October 14–October 21, 2019
Yayoi Kusama has created a new sculptural work for FIAC’s annual Hors les Murs project series. Installed in the Place Vendôme, Life of the Pumpkin Recites, All About the Biggest Love for the People (2019) expands on several of the artist’s best-known motifs: the pumpkin, the polka dot and the inflatable.
October 16, 2019–January 12, 2020
A solo exhibition by Neo Rauch at Palazzo Pitti in Florence takes in works from 2006 to the present and marks the artist’s first museum exhibition in Italy. The show is being curated by art historian Max Seidel and Serena Calamai.
October 18 and 19, 2019
Two events celebrate the new publication Donald Judd Interviews—featuring sixty interviews conducted with the artist in conversation with artists, critics, curators, and other contemporaries over the course of four decades. On October 18, New York’s Metrograph cinema, Judd Foundation, and David Zwirner Books present a screening of Michael Blackwood’s 1972 documentary film, The Artist's Studio: Donald Judd. The following day, Judd foundation will host a marathon reading in partnership with David Zwirner Books and Independent Curators International. ICI Collaborators who will read from the book include Barbara London, Juliana Steiner, and Sally Tallant.

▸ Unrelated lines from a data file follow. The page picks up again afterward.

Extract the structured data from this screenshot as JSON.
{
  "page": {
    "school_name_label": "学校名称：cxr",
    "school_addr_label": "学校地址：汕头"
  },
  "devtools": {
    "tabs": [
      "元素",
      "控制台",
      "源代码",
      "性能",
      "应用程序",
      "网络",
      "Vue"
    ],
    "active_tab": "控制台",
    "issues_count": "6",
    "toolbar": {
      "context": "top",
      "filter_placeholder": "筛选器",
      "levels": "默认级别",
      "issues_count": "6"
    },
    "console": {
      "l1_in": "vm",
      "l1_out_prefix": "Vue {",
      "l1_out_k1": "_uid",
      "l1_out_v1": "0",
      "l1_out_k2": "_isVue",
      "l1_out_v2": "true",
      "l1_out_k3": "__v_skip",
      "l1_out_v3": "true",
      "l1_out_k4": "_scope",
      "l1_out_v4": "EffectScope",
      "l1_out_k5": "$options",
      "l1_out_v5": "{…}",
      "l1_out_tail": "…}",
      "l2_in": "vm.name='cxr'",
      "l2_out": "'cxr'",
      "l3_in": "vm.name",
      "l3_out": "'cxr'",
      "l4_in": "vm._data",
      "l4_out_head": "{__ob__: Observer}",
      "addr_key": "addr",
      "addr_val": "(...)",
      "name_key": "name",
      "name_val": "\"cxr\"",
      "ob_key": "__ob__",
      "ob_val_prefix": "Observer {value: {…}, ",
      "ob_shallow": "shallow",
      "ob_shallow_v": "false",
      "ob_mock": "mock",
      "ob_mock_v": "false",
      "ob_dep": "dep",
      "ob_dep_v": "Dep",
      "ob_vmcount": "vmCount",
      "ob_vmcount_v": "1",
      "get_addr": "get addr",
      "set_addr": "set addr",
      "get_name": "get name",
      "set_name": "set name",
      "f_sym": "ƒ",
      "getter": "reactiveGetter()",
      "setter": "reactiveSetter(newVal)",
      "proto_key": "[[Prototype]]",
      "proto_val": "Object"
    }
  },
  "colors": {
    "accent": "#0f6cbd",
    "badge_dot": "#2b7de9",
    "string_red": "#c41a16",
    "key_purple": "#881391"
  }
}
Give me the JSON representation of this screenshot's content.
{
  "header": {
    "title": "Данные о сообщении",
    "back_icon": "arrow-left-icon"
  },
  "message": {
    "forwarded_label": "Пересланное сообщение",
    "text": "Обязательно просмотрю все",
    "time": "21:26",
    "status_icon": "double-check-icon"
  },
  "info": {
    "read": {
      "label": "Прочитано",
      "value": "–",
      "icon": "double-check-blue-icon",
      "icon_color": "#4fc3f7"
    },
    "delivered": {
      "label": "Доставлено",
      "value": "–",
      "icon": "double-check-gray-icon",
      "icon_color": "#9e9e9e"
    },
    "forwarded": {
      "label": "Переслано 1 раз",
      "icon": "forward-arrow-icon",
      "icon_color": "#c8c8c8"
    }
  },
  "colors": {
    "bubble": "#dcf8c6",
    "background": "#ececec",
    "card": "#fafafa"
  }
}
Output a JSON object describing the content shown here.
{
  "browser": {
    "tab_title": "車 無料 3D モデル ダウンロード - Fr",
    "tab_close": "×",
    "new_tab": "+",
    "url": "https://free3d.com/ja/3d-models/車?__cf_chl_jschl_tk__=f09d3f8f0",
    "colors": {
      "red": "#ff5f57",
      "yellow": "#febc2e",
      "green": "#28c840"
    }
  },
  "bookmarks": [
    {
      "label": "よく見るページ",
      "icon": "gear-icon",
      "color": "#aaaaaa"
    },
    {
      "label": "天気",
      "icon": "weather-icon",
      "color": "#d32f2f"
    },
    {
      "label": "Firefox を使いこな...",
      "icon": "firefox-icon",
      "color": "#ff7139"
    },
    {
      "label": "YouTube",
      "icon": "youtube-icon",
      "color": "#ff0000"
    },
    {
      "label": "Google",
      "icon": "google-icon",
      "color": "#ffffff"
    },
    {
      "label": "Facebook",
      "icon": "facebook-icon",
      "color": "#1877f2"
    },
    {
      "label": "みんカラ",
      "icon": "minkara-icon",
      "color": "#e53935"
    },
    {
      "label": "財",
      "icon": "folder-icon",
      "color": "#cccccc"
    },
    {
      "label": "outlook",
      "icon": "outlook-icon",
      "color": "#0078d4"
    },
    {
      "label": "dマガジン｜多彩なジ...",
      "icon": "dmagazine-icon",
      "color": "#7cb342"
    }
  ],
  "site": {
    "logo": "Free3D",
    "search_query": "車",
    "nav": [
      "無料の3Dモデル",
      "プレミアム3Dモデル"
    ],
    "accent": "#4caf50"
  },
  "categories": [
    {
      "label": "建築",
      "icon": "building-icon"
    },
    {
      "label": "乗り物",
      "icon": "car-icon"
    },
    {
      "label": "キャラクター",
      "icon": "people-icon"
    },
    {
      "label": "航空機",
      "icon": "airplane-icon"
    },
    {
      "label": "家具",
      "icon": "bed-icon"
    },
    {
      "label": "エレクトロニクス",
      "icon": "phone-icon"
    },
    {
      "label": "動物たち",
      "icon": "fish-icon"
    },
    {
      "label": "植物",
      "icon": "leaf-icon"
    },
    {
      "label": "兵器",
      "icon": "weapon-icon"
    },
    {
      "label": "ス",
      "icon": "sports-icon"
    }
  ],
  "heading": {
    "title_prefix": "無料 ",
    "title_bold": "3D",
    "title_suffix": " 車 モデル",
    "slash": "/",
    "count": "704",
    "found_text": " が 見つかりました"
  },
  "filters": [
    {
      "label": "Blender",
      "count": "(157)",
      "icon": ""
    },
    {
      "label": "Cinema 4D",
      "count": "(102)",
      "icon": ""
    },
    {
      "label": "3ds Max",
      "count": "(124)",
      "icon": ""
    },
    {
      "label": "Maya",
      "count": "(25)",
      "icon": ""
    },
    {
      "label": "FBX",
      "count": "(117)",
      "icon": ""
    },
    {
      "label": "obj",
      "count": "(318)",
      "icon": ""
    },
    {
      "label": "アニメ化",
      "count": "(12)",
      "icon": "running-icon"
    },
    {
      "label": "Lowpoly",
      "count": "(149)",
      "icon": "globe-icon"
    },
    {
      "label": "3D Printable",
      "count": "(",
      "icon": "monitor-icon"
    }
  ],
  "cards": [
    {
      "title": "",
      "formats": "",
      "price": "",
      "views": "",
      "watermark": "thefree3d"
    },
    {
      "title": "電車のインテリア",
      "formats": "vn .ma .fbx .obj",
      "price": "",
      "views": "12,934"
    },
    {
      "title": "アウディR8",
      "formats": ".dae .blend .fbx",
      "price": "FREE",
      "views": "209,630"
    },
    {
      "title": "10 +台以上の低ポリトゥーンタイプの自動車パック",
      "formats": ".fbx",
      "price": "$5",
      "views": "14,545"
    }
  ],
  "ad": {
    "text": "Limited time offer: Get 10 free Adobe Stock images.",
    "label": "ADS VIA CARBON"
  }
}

October 23, 2019–January 26, 2020
Bridget Riley travels from the Scottish National Gallery to the Hayward Gallery in London. This critically acclaimed survey presents more than seventy years of work demonstrating the artist’s dedication to the interaction of form and color and its influence on human perception; as Riley wrote in an essay titled “The Pleasures of Sight” in 1984, which is reprinted in the catalogue for this exhibition, “Long before I ever saw a major painting … I had been fortunate enough to discover what ‘looking’ can be—sometimes in a mere glance one can see more than in the close scrutiny of a thousand details.… I discovered that I was painting in order to ‘make visible.’”
October 26, 2019
On Saturday, October 26 at 3 PM, before the exhibition closes, Sherry Turner DeCarava will give a free public walkthrough and book signing of Roy DeCarava: Light Break at 533 West 19th Street.
Cover image: Ruth Asawa, Sumo Wrestlers, 1943 (detail)